  • Of the over 7 million chemical compounds presently known over 90 % are carbon containing substances.
carbon is the building block of biomolecules1
Carbon is the Building Block of Biomolecules
  • Carbon can be tetrahedral, trigonal or linear
  • C-C single bond have freedom of rotation
  • Double bonds are shorter and do not allow free rotation
energies of relevant covalent bonds
Energies of Relevant Covalent Bonds
  • Hydrogen and oxygen can form only 1 or 2 bonds respectively
  • N-N bonds are relatively unstable (177 kJ/mol) with respect to C-C
  • Phoshorus which is below nitrogen in the periodic chart forms even less stable bonds than nitrogen
  • 1 kcal = 4.184 kJ (C-C bond 83 kcal/mol)
directionality of biomolecules
Directionality of Biomolecules
  • There is always a directional sense
  • Proteins are synthesized from N-terminus to C-terminus
  • DNA is synthesized from 5’ to 3’ position
  • Polysaccharides are typically synthesized from 1 to 4 position
  • The linear sequence of biopolymers can be informational:

-in proteins it establishes the final 3D structure

-in DNA it establishes the linear sequence of amino acids that will constitute a protein
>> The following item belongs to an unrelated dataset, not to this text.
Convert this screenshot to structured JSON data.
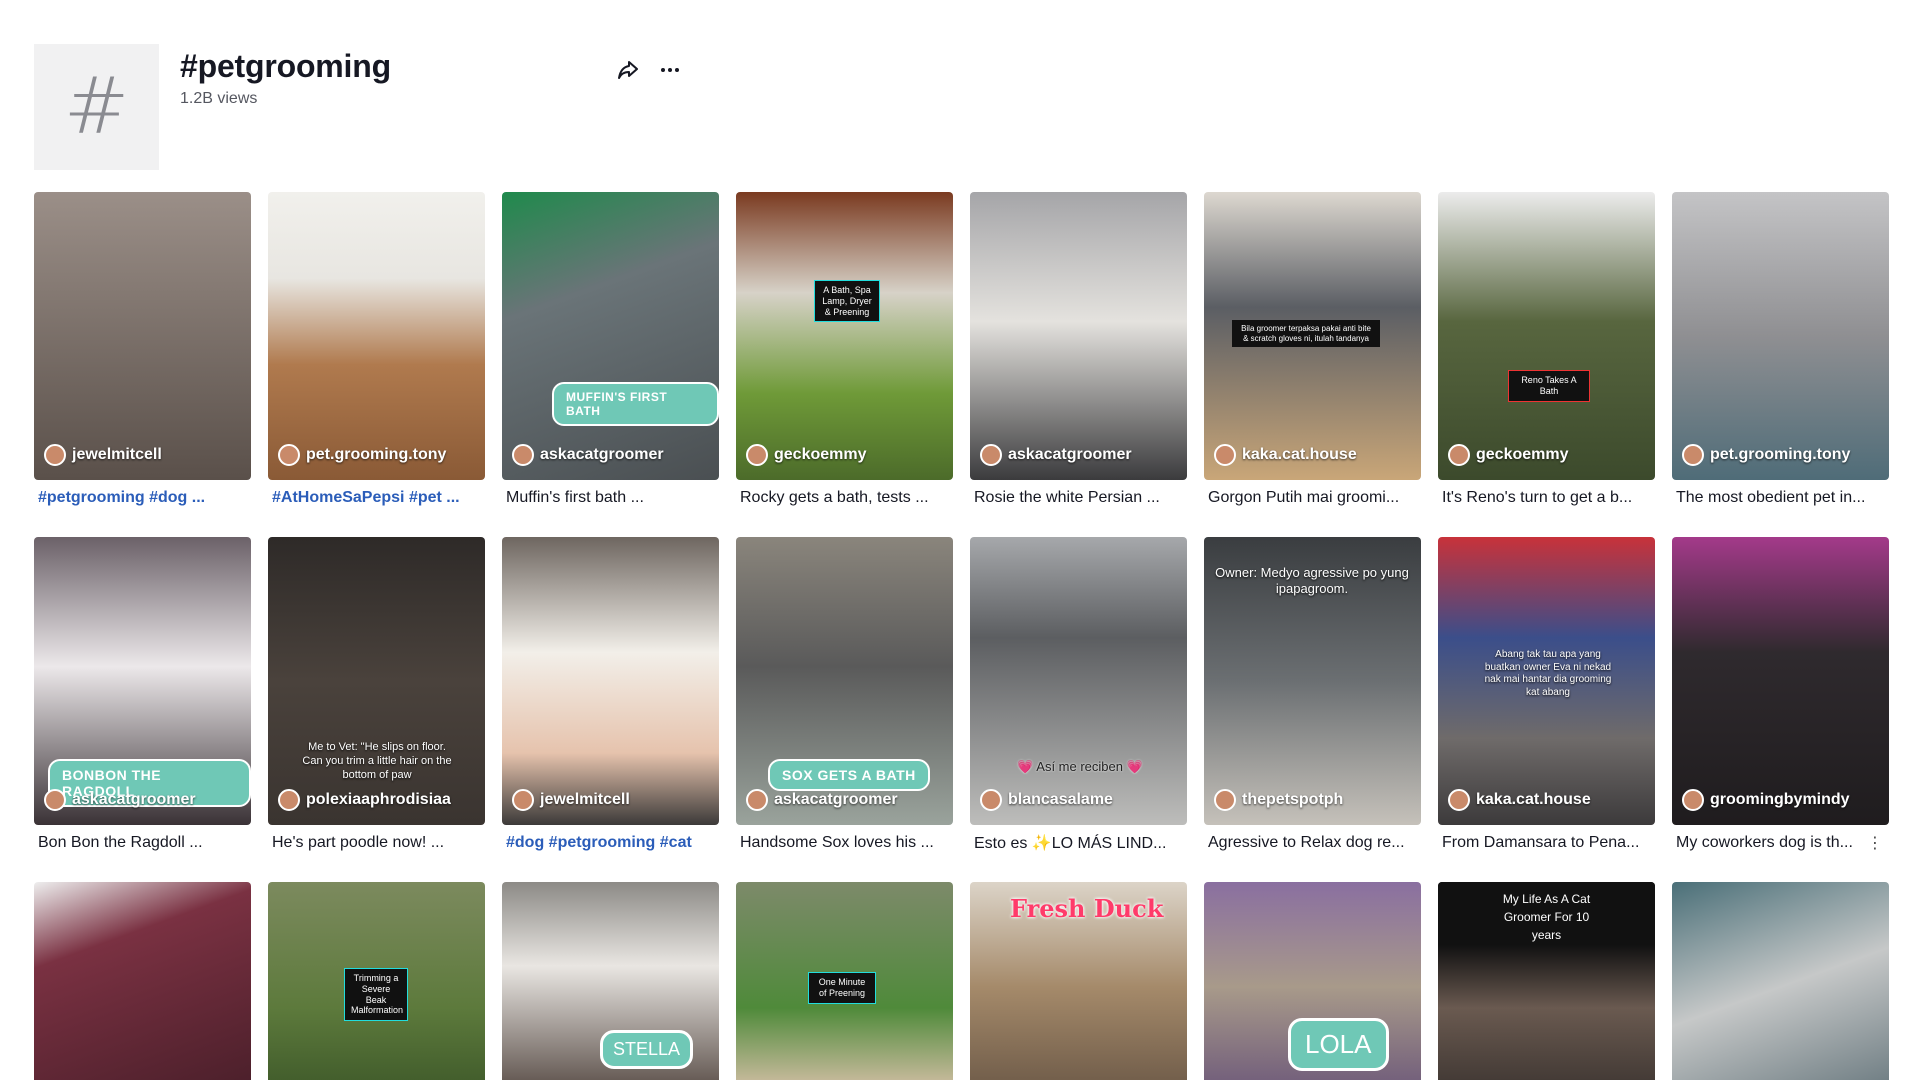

-less important in saccharides

-irrelevant for lipids and membranes

3d structure of a molecule
3D Structure of a molecule
  • In addition to covalent bonds and functional groups, the stereochemistry of a molecule is central to its function.
  • Stereochemistry: arrangement of the atoms of a molecule in 3D space
  • (a) structural formula in perspective form
  • (b) Ball-and-stick model, showing relative bond lengths and angles
  • (c) Space-filling model showing atom with the correct van der Waals radius
double bond configuration
Double Bond Configuration
  • Configuration is conferred by the presence of either double bonds or chiral centers
  • Maleic and fumaric acid differ in the arrangement of their substituent groups with respect to double bond.
  • They are cis-trans isomers. They can not be interconverted without breaking covalent bond, a process that requires energy
  • Z=cis
  • E=trans
stereoisomers i
  • Chiral molecule are optically active
  • Achiral molecule are not optically active.
stereoisomers ii
  • A molecule with one chiral center has two stereoisomers.
  • A molecule with two or more (n) chiral centers can have 2n stereoisomers.
  • Enantiomers have nearly identical chemical properties but different physical properties (i.e. interaction with plane polarized light)
  • Equimolar solution of two enantiomers (a racemic mixture) shows no optical rotation
stereochemical assignment i
Stereochemical Assignment-I
  • Priority rule: -OCH2>-OH>-NH2>-COOH>-CHO>CH2OH>-CH3>-H
  • Group lowest priority pointing away from viewer
  • Decreased priority clockwise= R
  • Decreased priority counterclockwise= S
stereochemical assignment ii
Stereochemical Assignment-II
  • The absolute configuration of simple sugars and amino acids are specified by D, L system or Fisher convention
  • Fisher projections: horizontal bonds extend above plane and vertical bonds are below plane
molecular conformation
Molecular Conformation
  • Molecular conformations represent the spatial arrangement of substituents that are free to assume different positions in space without breaking any bonds.